My car beeps at me when I only have enough gas to travel 50 miles. A little orange gas tank blinks on the dash. A message pops up on the display offering to search for the nearest gas station. The range I can travel with the fuel in the tank counts down to 30 miles and then the number is replaced by three dashes. I feel like the automotive engineers decided if I wasn’t going to fuel up after all the warning signs they provided, they weren’t going to enable me any further.

It works. Once I notice those dashes I panic a little. I wonder how far I’ve travelled since the 30 disappeared. I pull in to the closest gas station and fill up the tank.

What do you do when you feel empty? Do you see the warning signs?

Sometimes emptiness arrives without much of a warning.

In 2 Kings 4:1-7 we read about a woman running on empty. The crushing blow comes when she loses her husband. Then, while she is still grieving, a creditor shows up to collect on the debt her husband owed and threatens to take her two boys as payment. Can you imagine? I’d be a basket case. She runs to the prophet Elisha and he asks an interesting question.

“What do you have in your house?”

She answers, “I have nothing….”

I’m sure that’s how she felt. Empty. It seems like it would have been obvious.

But mid-sentence she remembers one small jar of olive oil. Her miracle was in the pantry.

I think we can learn some things from her story that will help us when we feel empty.

Ask for help – When she approaches Elisha with her need he responds with care and concern. “How can I help?” I appreciate that so much. We hesitate to ask for help. But if we don’t ask, no one knows about our need. That leaves us not only empty, but alone. We can’t assume our need is obvious to others. Give them a chance to care.

Look at what you have – Maybe you’ve heard the adage, helping can hurt. I learned this from my co-worker who oversaw benevolence for our church. It feels great to sweep in and meet a need, but sometimes it’s more helpful to empower people to look at what they have. Elisha’s question lifts this woman out of victim status. His instructions validate the resourcefulness of the woman and her two sons. Those boys would never forget what happened because they were a part of their solution.
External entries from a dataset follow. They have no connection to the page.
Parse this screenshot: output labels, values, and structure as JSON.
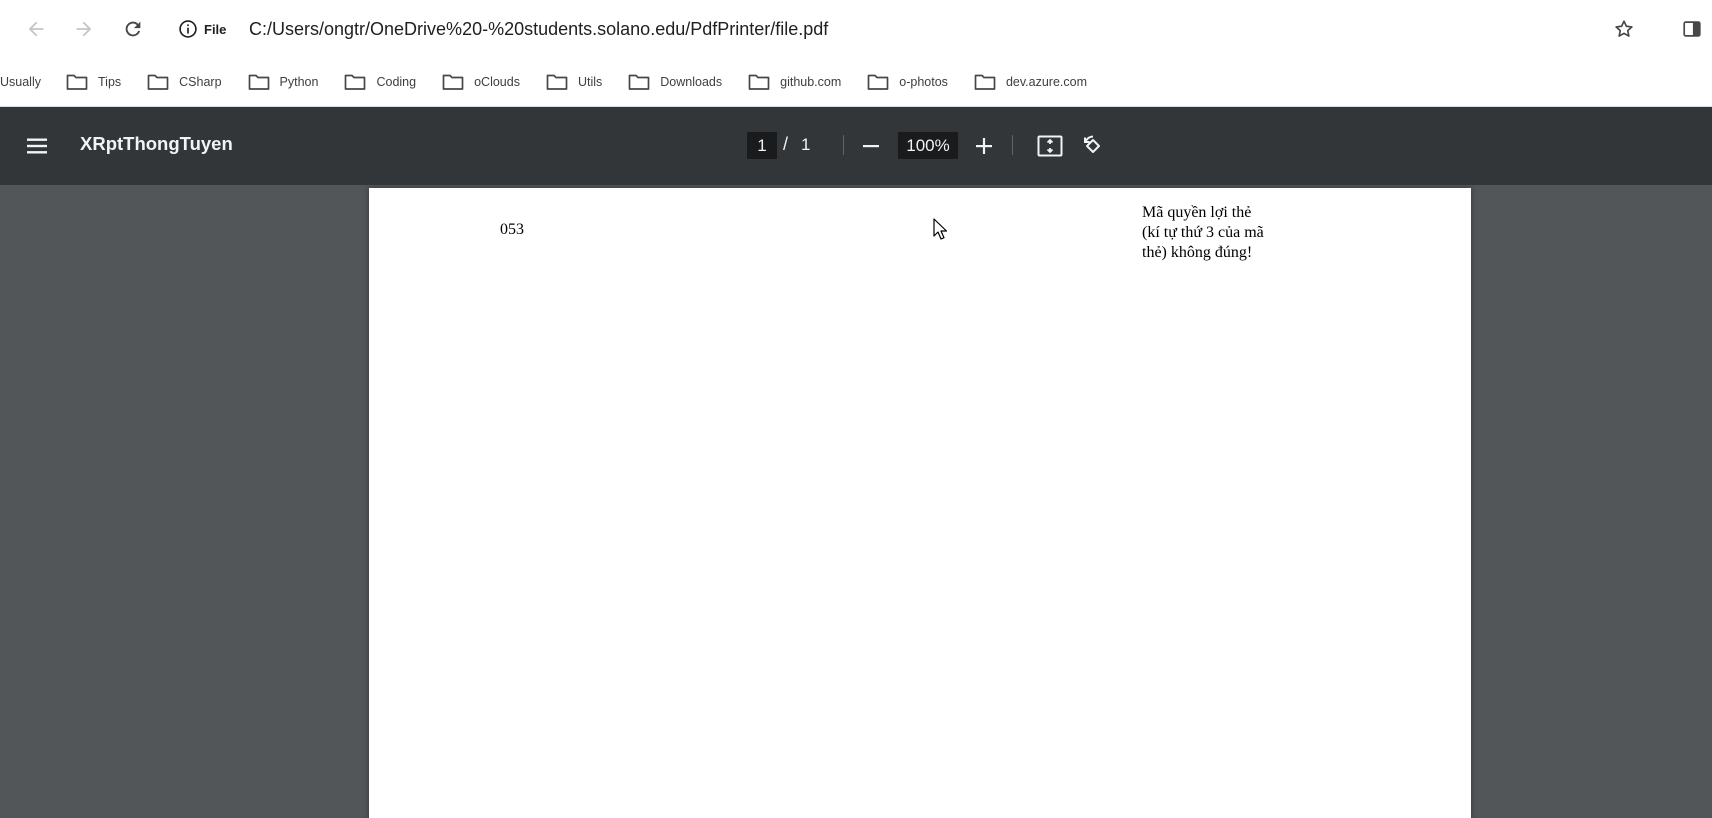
{
  "browser": {
    "site_info_label": "File",
    "url": "C:/Users/ongtr/OneDrive%20-%20students.solano.edu/PdfPrinter/file.pdf",
    "icons": {
      "back": "arrow-left-icon",
      "forward": "arrow-right-icon",
      "reload": "reload-icon",
      "site_info": "info-icon",
      "bookmark_star": "star-icon",
      "side_panel": "side-panel-icon"
    }
  },
  "bookmarks": {
    "items": [
      {
        "label": "Usually",
        "icon": "none"
      },
      {
        "label": "Tips",
        "icon": "folder-icon"
      },
      {
        "label": "CSharp",
        "icon": "folder-icon"
      },
      {
        "label": "Python",
        "icon": "folder-icon"
      },
      {
        "label": "Coding",
        "icon": "folder-icon"
      },
      {
        "label": "oClouds",
        "icon": "folder-icon"
      },
      {
        "label": "Utils",
        "icon": "folder-icon"
      },
      {
        "label": "Downloads",
        "icon": "folder-icon"
      },
      {
        "label": "github.com",
        "icon": "folder-icon"
      },
      {
        "label": "o-photos",
        "icon": "folder-icon"
      },
      {
        "label": "dev.azure.com",
        "icon": "folder-icon"
      }
    ]
  },
  "pdf_toolbar": {
    "title": "XRptThongTuyen",
    "current_page": "1",
    "page_separator": "/",
    "total_pages": "1",
    "zoom": "100%",
    "icons": {
      "menu": "menu-icon",
      "zoom_out": "minus-icon",
      "zoom_in": "plus-icon",
      "fit": "fit-to-page-icon",
      "rotate": "rotate-icon"
    }
  },
  "document": {
    "code": "053",
    "message": "Mã quyền lợi thẻ (kí tự thứ 3 của mã thẻ) không đúng!"
  },
  "colors": {
    "pdf_toolbar_bg": "#323639",
    "viewer_bg": "#525659",
    "input_box_bg": "#191b1c"
  }
}
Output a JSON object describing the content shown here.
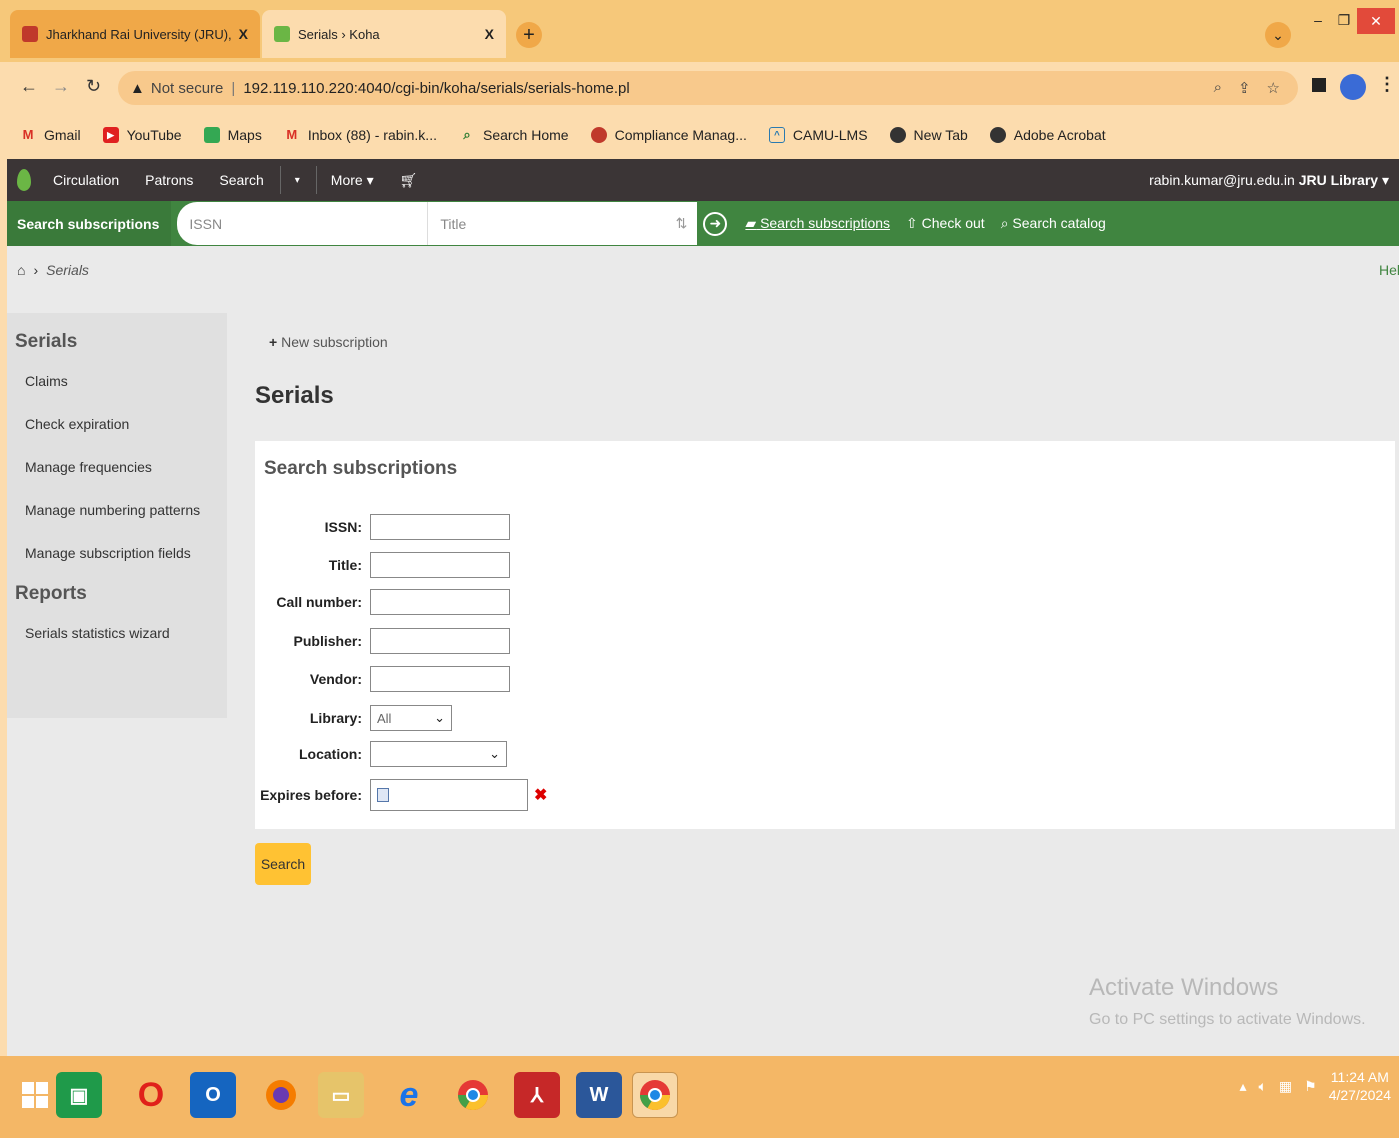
{
  "browser": {
    "tabs": [
      {
        "title": "Jharkhand Rai University (JRU), R",
        "close": "X"
      },
      {
        "title": "Serials › Koha",
        "close": "X"
      }
    ],
    "new_tab": "+",
    "address": {
      "warning": "▲",
      "not_secure": "Not secure",
      "separator": "|",
      "url": "192.119.110.220:4040/cgi-bin/koha/serials/serials-home.pl"
    },
    "bookmarks": [
      "Gmail",
      "YouTube",
      "Maps",
      "Inbox (88) - rabin.k...",
      "Search Home",
      "Compliance Manag...",
      "CAMU-LMS",
      "New Tab",
      "Adobe Acrobat"
    ]
  },
  "koha_nav": {
    "items": [
      "Circulation",
      "Patrons",
      "Search"
    ],
    "more": "More ▾",
    "user_email": "rabin.kumar@jru.edu.in",
    "library": "JRU Library",
    "library_caret": "▾"
  },
  "search_header": {
    "label": "Search subscriptions",
    "issn_placeholder": "ISSN",
    "title_placeholder": "Title",
    "links": [
      "Search subscriptions",
      "Check out",
      "Search catalog"
    ]
  },
  "breadcrumb": {
    "current": "Serials"
  },
  "help": "Help",
  "sidebar": {
    "heading_serials": "Serials",
    "serials_items": [
      "Claims",
      "Check expiration",
      "Manage frequencies",
      "Manage numbering patterns",
      "Manage subscription fields"
    ],
    "heading_reports": "Reports",
    "report_items": [
      "Serials statistics wizard"
    ]
  },
  "toolbar": {
    "new_subscription": "New subscription"
  },
  "page_title": "Serials",
  "form": {
    "title": "Search subscriptions",
    "issn_label": "ISSN:",
    "title_label": "Title:",
    "callnumber_label": "Call number:",
    "publisher_label": "Publisher:",
    "vendor_label": "Vendor:",
    "library_label": "Library:",
    "library_value": "All",
    "location_label": "Location:",
    "location_value": "",
    "expires_label": "Expires before:",
    "search_button": "Search"
  },
  "watermark": {
    "line1": "Activate Windows",
    "line2": "Go to PC settings to activate Windows."
  },
  "taskbar": {
    "time": "11:24 AM",
    "date": "4/27/2024"
  }
}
See what you have with eyes of faith – I’ll admit I don’t always value what I have, especially if I’m feeling empty. I only see the vast nothingness. I disqualify my resources or even myself with my self-assessment. I don’t recognize the potential. I’m grateful when someone outside my internal struggle can help me consider what I have through eyes of faith and remind me that God is looking for partnership. My contribution, however small it may seem in my estimation, expands in his hands. He is known for doing a lot with a little.

I feel like Eugene Peterson gives a shout out to this small jar of oil turned debt-defying provision in The Message version of Romans 5:3-5

There’s more to come: We continue to shout our praise even when we’re hemmed in with troubles, because we know how troubles can develop passionate patience in us, and how that patience in turn forges the tempered steel of virtue, keeping us alert for whatever God will do next. In alert expectancy such as this, we’re never left feeling shortchanged. Quite the contrary—we can’t round up enough containers to hold everything God generously pours into our lives through the Holy Spirit!

For the woman and her two boys, the oil stopped flowing when they ran out of containers. The provision was limited by available storage space.

God just keeps pouring.
We can’t round up enough containers.
His provision pours out and spills over.
He more than fills us.

He redeems our trouble by fostering endurance, instilling character and planting hope that stays with us for the next time we find ourselves struggling.

When we remember redemption, emptiness could be the very thing that leads to expectancy.

Father, when I feel empty, help me to remember redemption.